She’s 77 years old, and Diana Fazzari has been walking for exercise her entire life. It started as she grew up in England, continued in Canada, where she moved at age 21, and then on to Fairfax County, where she has lived since moving to the United States in 1979. Always looking for new challenges for her only form of exercise, Fazzari decided 2017 would be the year she tackled the Gerry Connolly Cross County Trail. The 41-mile, multi-surface trail connects the entire county from one end to the other, from the Potomac River in Great Falls National Park to the Occoquan River in Occoquan Regional Park.
The Fairfax resident started walking the trail in February with a few essentials in her pocket – like her cellphone and identification – but perhaps none more important than a printout of the Trail Buddy map. Fairfax Trail Buddy is an interactive, web-based mapping application for navigating the county’s 900-plus miles of trails, bikeways and sidewalks, which have been mapped and incorporated into a Geographic Information Systems database. Fairfax Trail Buddy also provides access to the Bike Fairfax interactive bike map, which highlights the most desirable on and off-road bike routes for recreational and commuter bicyclists.
Trail users can download the Trail Buddy app on their smartphones or access Trail Buddy on a tablet or computer, which is how Fazzari uses it because she does not own a smartphone. She started walking the trail at mile marker 1, breaking it into roughly two-mile segments that she walks on Sundays. Fazzari doesn’t walk every weekend, so she hopes to complete the trail in November.
Meeting with Fazzari at mile marker 30.5 in Springfield one delightful early fall morning, it’s easy to see why she finds Trail Buddy so helpful. She was able to easily identify a place to park our cars and begin our walk. Asphalt markings helped lead us onto the path, which took us through lush greenery.
Fazzari first discovered Trail Buddy when she was searching for other maps on the Fairfax County Park Authority website. As a big fan of Fairfax County’s trails, she said she was pleased to find a map with such detail. For example, the legend tells you whether a stretch is paved or not and whether crossings are all-weather, such as bridges, or fair-weather, such as stones. Fazzari says knowing what to expect on the trail helps her feel safe.
Although we saw very few people on the trail when we walked together, Fazzari said that’s unusual, which is heartening to her as an avid walker. “Walking is good for sorting the thoughts,’’ as well as relieving stress, she says.
During the week Fazzari walks close to home, but she’s already thinking ahead to next year’s project. It’s hard to believe she hasn’t walked everywhere in the county, but she said there are still some trails she hasn’t explored, so 2018 might be a good time to walk all those other trails.

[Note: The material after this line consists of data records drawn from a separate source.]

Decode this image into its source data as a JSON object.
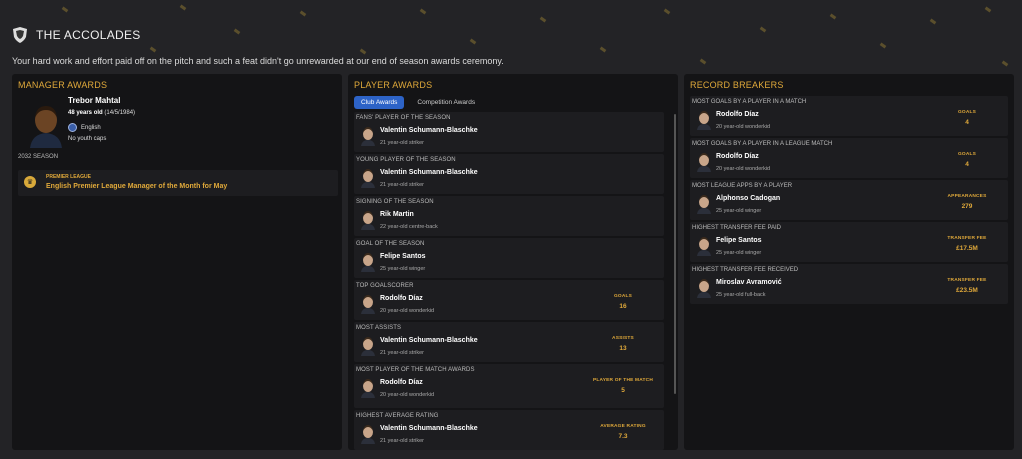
{
  "header": {
    "title": "THE ACCOLADES",
    "subtitle": "Your hard work and effort paid off on the pitch and such a feat didn't go unrewarded at our end of season awards ceremony."
  },
  "manager_awards": {
    "title": "MANAGER AWARDS",
    "name": "Trebor Mahtal",
    "age": "48 years old",
    "dob": "(14/5/1984)",
    "nationality": "English",
    "caps": "No youth caps",
    "season": "2032 SEASON",
    "award": {
      "competition": "PREMIER LEAGUE",
      "name": "English Premier League Manager of the Month for May"
    }
  },
  "player_awards": {
    "title": "PLAYER AWARDS",
    "tabs": [
      "Club Awards",
      "Competition Awards"
    ],
    "items": [
      {
        "category": "FANS' PLAYER OF THE SEASON",
        "player": "Valentin Schumann-Blaschke",
        "desc": "21 year-old striker",
        "stat_label": "",
        "stat_value": ""
      },
      {
        "category": "YOUNG PLAYER OF THE SEASON",
        "player": "Valentin Schumann-Blaschke",
        "desc": "21 year-old striker",
        "stat_label": "",
        "stat_value": ""
      },
      {
        "category": "SIGNING OF THE SEASON",
        "player": "Rik Martin",
        "desc": "22 year-old centre-back",
        "stat_label": "",
        "stat_value": ""
      },
      {
        "category": "GOAL OF THE SEASON",
        "player": "Felipe Santos",
        "desc": "25 year-old winger",
        "stat_label": "",
        "stat_value": ""
      },
      {
        "category": "TOP GOALSCORER",
        "player": "Rodolfo Díaz",
        "desc": "20 year-old wonderkid",
        "stat_label": "GOALS",
        "stat_value": "16"
      },
      {
        "category": "MOST ASSISTS",
        "player": "Valentin Schumann-Blaschke",
        "desc": "21 year-old striker",
        "stat_label": "ASSISTS",
        "stat_value": "13"
      },
      {
        "category": "MOST PLAYER OF THE MATCH AWARDS",
        "player": "Rodolfo Díaz",
        "desc": "20 year-old wonderkid",
        "stat_label": "PLAYER OF THE MATCH",
        "stat_value": "5"
      },
      {
        "category": "HIGHEST AVERAGE RATING",
        "player": "Valentin Schumann-Blaschke",
        "desc": "21 year-old striker",
        "stat_label": "AVERAGE RATING",
        "stat_value": "7.3"
      }
    ]
  },
  "record_breakers": {
    "title": "RECORD BREAKERS",
    "items": [
      {
        "category": "MOST GOALS BY A PLAYER IN A MATCH",
        "player": "Rodolfo Díaz",
        "desc": "20 year-old wonderkid",
        "stat_label": "GOALS",
        "stat_value": "4"
      },
      {
        "category": "MOST GOALS BY A PLAYER IN A LEAGUE MATCH",
        "player": "Rodolfo Díaz",
        "desc": "20 year-old wonderkid",
        "stat_label": "GOALS",
        "stat_value": "4"
      },
      {
        "category": "MOST LEAGUE APPS BY A PLAYER",
        "player": "Alphonso Cadogan",
        "desc": "25 year-old winger",
        "stat_label": "APPEARANCES",
        "stat_value": "279"
      },
      {
        "category": "HIGHEST TRANSFER FEE PAID",
        "player": "Felipe Santos",
        "desc": "25 year-old winger",
        "stat_label": "TRANSFER FEE",
        "stat_value": "£17.5M"
      },
      {
        "category": "HIGHEST TRANSFER FEE RECEIVED",
        "player": "Miroslav Avramović",
        "desc": "25 year-old full-back",
        "stat_label": "TRANSFER FEE",
        "stat_value": "£23.5M"
      }
    ]
  },
  "colors": {
    "accent": "#e0a93a",
    "tab_active": "#2d63c7",
    "panel": "#141416",
    "card": "#1d1d20"
  }
}
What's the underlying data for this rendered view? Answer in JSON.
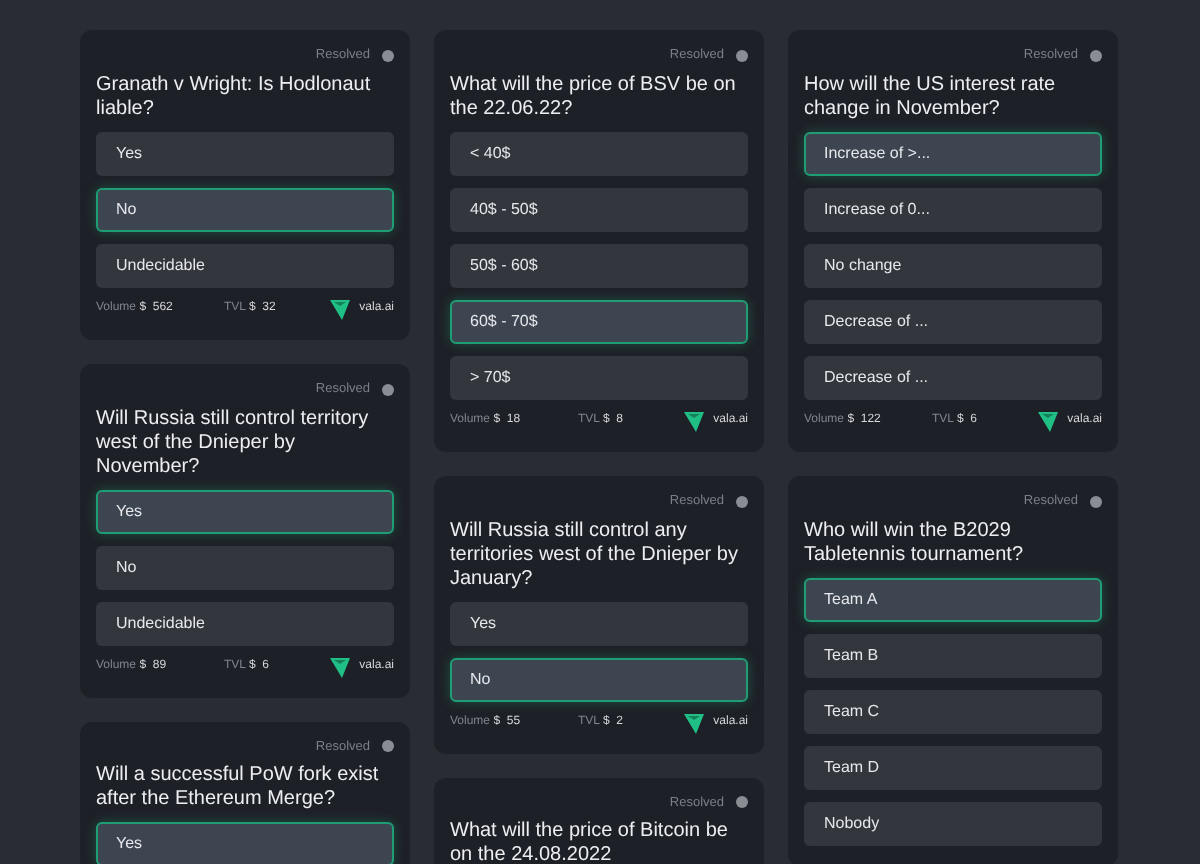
{
  "columns": [
    {
      "cards": [
        {
          "status": "Resolved",
          "question": "Granath v Wright: Is Hodlonaut liable?",
          "options": [
            {
              "label": "Yes",
              "selected": false
            },
            {
              "label": "No",
              "selected": true
            },
            {
              "label": "Undecidable",
              "selected": false
            }
          ],
          "footer": {
            "volume_label": "Volume",
            "volume_currency": "$",
            "volume": "562",
            "tvl_label": "TVL",
            "tvl_currency": "$",
            "tvl": "32",
            "brand": "vala.ai"
          }
        },
        {
          "status": "Resolved",
          "question": "Will Russia still control territory west of the Dnieper by November?",
          "options": [
            {
              "label": "Yes",
              "selected": true
            },
            {
              "label": "No",
              "selected": false
            },
            {
              "label": "Undecidable",
              "selected": false
            }
          ],
          "footer": {
            "volume_label": "Volume",
            "volume_currency": "$",
            "volume": "89",
            "tvl_label": "TVL",
            "tvl_currency": "$",
            "tvl": "6",
            "brand": "vala.ai"
          }
        },
        {
          "status": "Resolved",
          "question": "Will a successful PoW fork exist after the Ethereum Merge?",
          "options": [
            {
              "label": "Yes",
              "selected": true
            }
          ]
        }
      ]
    },
    {
      "cards": [
        {
          "status": "Resolved",
          "question": "What will the price of BSV be on the 22.06.22?",
          "options": [
            {
              "label": "< 40$",
              "selected": false
            },
            {
              "label": "40$ - 50$",
              "selected": false
            },
            {
              "label": "50$ - 60$",
              "selected": false
            },
            {
              "label": "60$ - 70$",
              "selected": true
            },
            {
              "label": "> 70$",
              "selected": false
            }
          ],
          "footer": {
            "volume_label": "Volume",
            "volume_currency": "$",
            "volume": "18",
            "tvl_label": "TVL",
            "tvl_currency": "$",
            "tvl": "8",
            "brand": "vala.ai"
          }
        },
        {
          "status": "Resolved",
          "question": "Will Russia still control any territories west of the Dnieper by January?",
          "options": [
            {
              "label": "Yes",
              "selected": false
            },
            {
              "label": "No",
              "selected": true
            }
          ],
          "footer": {
            "volume_label": "Volume",
            "volume_currency": "$",
            "volume": "55",
            "tvl_label": "TVL",
            "tvl_currency": "$",
            "tvl": "2",
            "brand": "vala.ai"
          }
        },
        {
          "status": "Resolved",
          "question": "What will the price of Bitcoin be on the 24.08.2022"
        }
      ]
    },
    {
      "cards": [
        {
          "status": "Resolved",
          "question": "How will the US interest rate change in November?",
          "options": [
            {
              "label": "Increase of >...",
              "selected": true
            },
            {
              "label": "Increase of 0...",
              "selected": false
            },
            {
              "label": "No change",
              "selected": false
            },
            {
              "label": "Decrease of ...",
              "selected": false
            },
            {
              "label": "Decrease of ...",
              "selected": false
            }
          ],
          "footer": {
            "volume_label": "Volume",
            "volume_currency": "$",
            "volume": "122",
            "tvl_label": "TVL",
            "tvl_currency": "$",
            "tvl": "6",
            "brand": "vala.ai"
          }
        },
        {
          "status": "Resolved",
          "question": "Who will win the B2029 Tabletennis tournament?",
          "options": [
            {
              "label": "Team A",
              "selected": true
            },
            {
              "label": "Team B",
              "selected": false
            },
            {
              "label": "Team C",
              "selected": false
            },
            {
              "label": "Team D",
              "selected": false
            },
            {
              "label": "Nobody",
              "selected": false
            }
          ]
        }
      ]
    }
  ]
}
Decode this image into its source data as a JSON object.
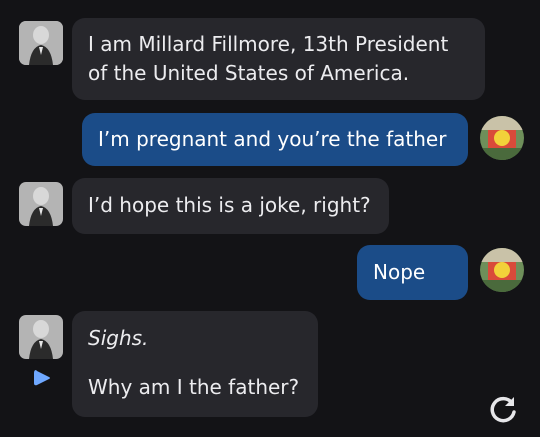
{
  "messages": [
    {
      "role": "bot",
      "lines": [
        "I am Millard Fillmore, 13th President",
        "of the United States of America."
      ]
    },
    {
      "role": "user",
      "text": "I’m pregnant and you’re the father"
    },
    {
      "role": "bot",
      "text": "I’d hope this is a joke, right?"
    },
    {
      "role": "user",
      "text": "Nope"
    },
    {
      "role": "bot",
      "action": "Sighs.",
      "text": "Why am I the father?"
    }
  ],
  "controls": {
    "play_icon": "play-icon",
    "regenerate_icon": "regenerate-icon"
  },
  "colors": {
    "background": "#131316",
    "bot_bubble": "#27272c",
    "user_bubble": "#1b4c88",
    "accent": "#6fa8ff"
  }
}
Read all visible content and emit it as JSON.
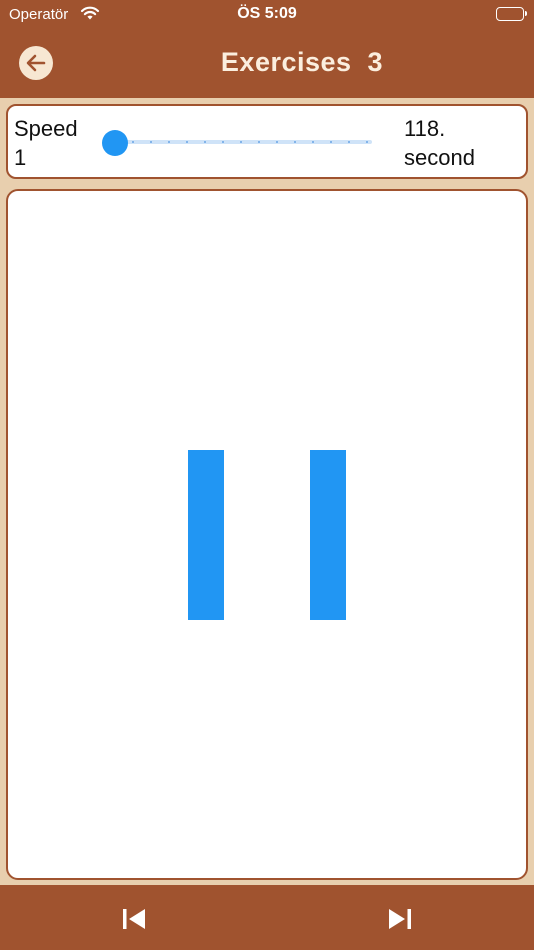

Author Lori K. Weinraub is a professional journalist and a volunteer writer for the Fairfax County Park Authority.